That’s why the offense wasn’t worried about the whispers that it missed Jackson in a 21-14 season-opening loss at Kansas City. Sure, the offense sputtered, but the Chargers put that more on an inability to get going in a Kansas City monsoon rather than playing without Jackson, who averaged more than 17 yards per catch on 68 receptions last season.
The San Diego offense validated itself in a Week 2 home game against Jacksonville. After watching the Chargers pick apart Jacksonville in a 38-13 win, there was no way anyone could say Jackson was missed.
Yes, it was just one game. But it was a compelling argument that this offense is fully loaded. San Diego quarterback Philip Rivers spread the ball around to eight different receivers as he was 22-of-29 for 334 passing yards in the romp. Rivers threw three touchdowns passes.
“We have a lot of options on this team,” said tight end Antonio Gates after the win. “A lot of guys can catch the ball.”

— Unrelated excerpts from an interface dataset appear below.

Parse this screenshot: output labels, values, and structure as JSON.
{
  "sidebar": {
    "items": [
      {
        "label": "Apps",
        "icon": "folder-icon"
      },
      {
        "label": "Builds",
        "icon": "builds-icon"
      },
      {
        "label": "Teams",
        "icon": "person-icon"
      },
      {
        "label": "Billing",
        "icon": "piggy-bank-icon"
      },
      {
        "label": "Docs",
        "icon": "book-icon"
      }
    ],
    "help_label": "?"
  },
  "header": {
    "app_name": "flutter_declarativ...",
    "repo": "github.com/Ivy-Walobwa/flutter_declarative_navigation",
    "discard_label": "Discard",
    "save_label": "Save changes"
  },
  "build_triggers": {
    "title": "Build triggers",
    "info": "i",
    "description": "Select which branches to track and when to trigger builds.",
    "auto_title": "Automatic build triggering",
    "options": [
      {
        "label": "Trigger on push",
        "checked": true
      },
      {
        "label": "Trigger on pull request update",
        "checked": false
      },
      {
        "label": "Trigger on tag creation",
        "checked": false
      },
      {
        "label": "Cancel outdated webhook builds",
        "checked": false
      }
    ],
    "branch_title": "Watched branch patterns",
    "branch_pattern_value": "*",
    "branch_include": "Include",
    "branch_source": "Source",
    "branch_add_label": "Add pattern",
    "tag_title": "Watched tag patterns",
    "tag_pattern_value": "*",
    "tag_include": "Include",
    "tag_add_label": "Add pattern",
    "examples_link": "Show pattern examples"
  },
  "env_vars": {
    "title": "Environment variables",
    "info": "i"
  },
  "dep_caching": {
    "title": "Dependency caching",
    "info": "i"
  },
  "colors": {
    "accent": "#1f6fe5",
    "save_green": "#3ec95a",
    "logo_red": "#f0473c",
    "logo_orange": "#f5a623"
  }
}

Gates, who was Rivers’ top weapon last season and who is still the primary target, avoided saying San Diego doesn’t miss Jackson. But he was satisfied with the team’s available corps of pass-catchers. It's clear Rivers feels the same way. He knows this offense is a group effort and he thrives on his expanding menu of receiving selections.
“We got a great group to throw the football: backs, tight ends, receivers, all together,” Rivers said. “We’re going to use all of them -- we need all of them. Any given week could be their week as individuals.”

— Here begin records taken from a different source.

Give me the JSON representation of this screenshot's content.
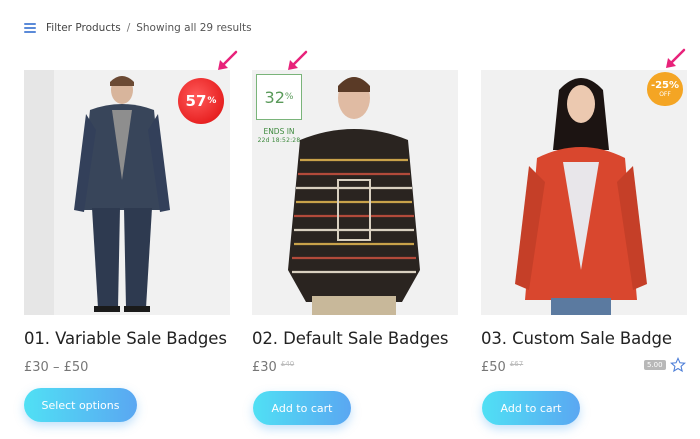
{
  "toolbar": {
    "filter_label": "Filter Products",
    "separator": "/",
    "result_count": "Showing all 29 results"
  },
  "products": [
    {
      "title": "01. Variable Sale Badges",
      "price": "£30 – £50",
      "old_price": "",
      "button": "Select options",
      "badge": {
        "value": "57",
        "unit": "%",
        "color": "#e82222"
      }
    },
    {
      "title": "02. Default Sale Badges",
      "price": "£30",
      "old_price": "£40",
      "button": "Add to cart",
      "badge": {
        "value": "32",
        "unit": "%",
        "color": "#5a9a5a"
      },
      "countdown": {
        "label": "ENDS IN",
        "time": "22d 18:52:28"
      }
    },
    {
      "title": "03. Custom Sale Badge",
      "price": "£50",
      "old_price": "£67",
      "button": "Add to cart",
      "badge": {
        "value": "-25%",
        "sub": "OFF",
        "color": "#f4a524"
      },
      "rating": "5.00"
    }
  ],
  "colors": {
    "accent_gradient_start": "#50e0f4",
    "accent_gradient_end": "#5aa7f2",
    "arrow": "#e8227a"
  }
}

It was striking early in training camp how much Rivers was throwing the ball all over the field, utilizing the short and deep passing games effortlessly.

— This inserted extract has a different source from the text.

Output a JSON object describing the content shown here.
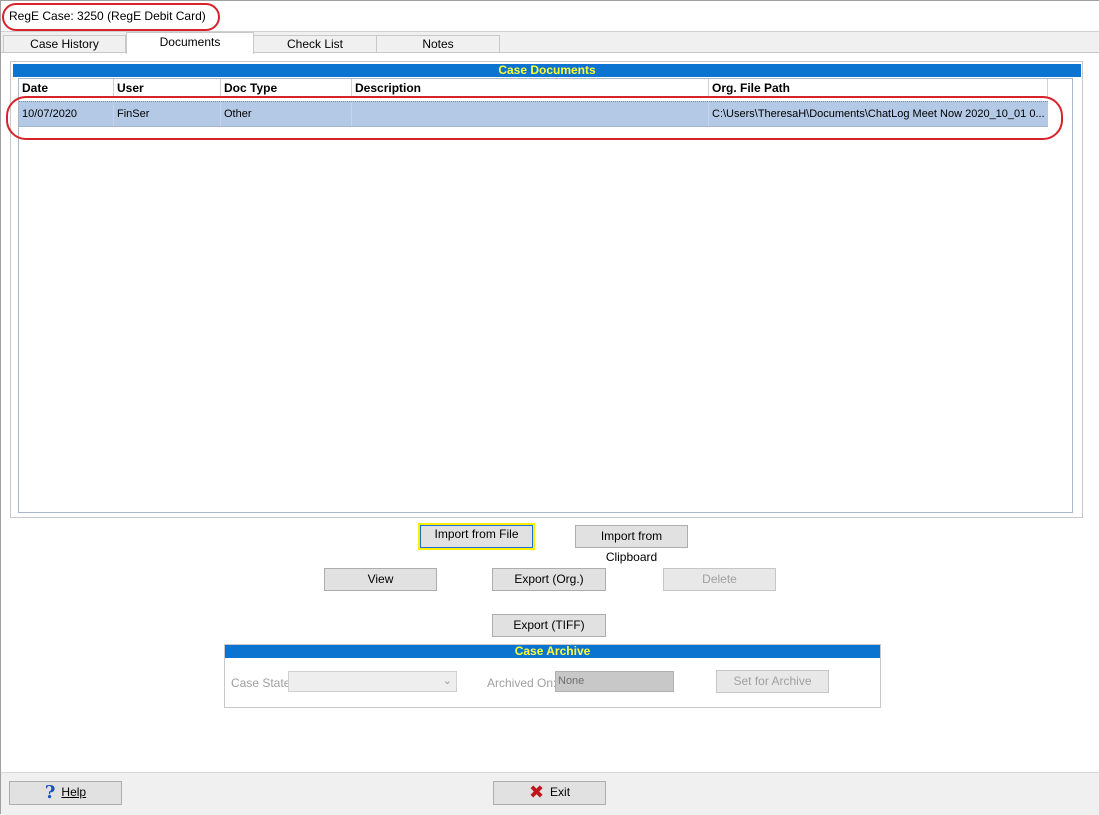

“We’re not worried about who is not here,” San Diego coach Norv Turner said in August. “We’re still going to throw the ball. That’s our game. Philip is very comfortable with what we have here.”
Fast forward six weeks later and the Chargers’ training-camp philosophy played out on the field.
Against Jacksonville, Rivers systematically chose from his targets as the game dictated. He hit Gates for two touchdowns. He hit No. 2 receiver Legedu Naanee for a key first down just as he did in a late comeback attempt at Kansas City. He hit No. 1 receiver Malcom Floyd for a long touchdown as Rivers displayed perhaps the NFL’s prettiest deep ball on a 54-yard touchdown pass. Rivers used his backfield as he hit running backs Ryan Mathews, Darren Sproles and Mike Tolbert each for big plays.
Rivers also utilized backup receivers Buster Davis and Patrick Crayton. Davis, a 2007 first-round draft pick, is finally healthy and he is quickly earning Rivers’ trust. He had five catches for 48 yards. Former Dallas Cowboys receiver Crayton caught a pass for a big first down while he is adjusting to the offense. San Diego traded for Crayton in early September to reinforce the receiver group in Jackson’s absence.
Rivers targeted four receivers at least four times against Jacksonville. After two games, Gates has a team-high 10 catches, Davis has seven catches and Sproles, Floyd and Naanee each have six. The five have been targeted by Rivers a total of 57 times. The spread-it-around Chargers have the fourth-ranked passing game in the NFL.
”Philip just has a knack of getting the ball to everyone,” Floyd said. “We all pull for each other and cheer for each other because we know everyone is going to get their chance.”
At the end of the season, Gates likely will have 20 to 30 more catches than any other San Diego receiver. But expect several receivers to finish with respectable numbers.
This is a committee group, and the chairman of the board couldn’t be happier.
“I can go on and on,” Rivers said. “It’s a great group.”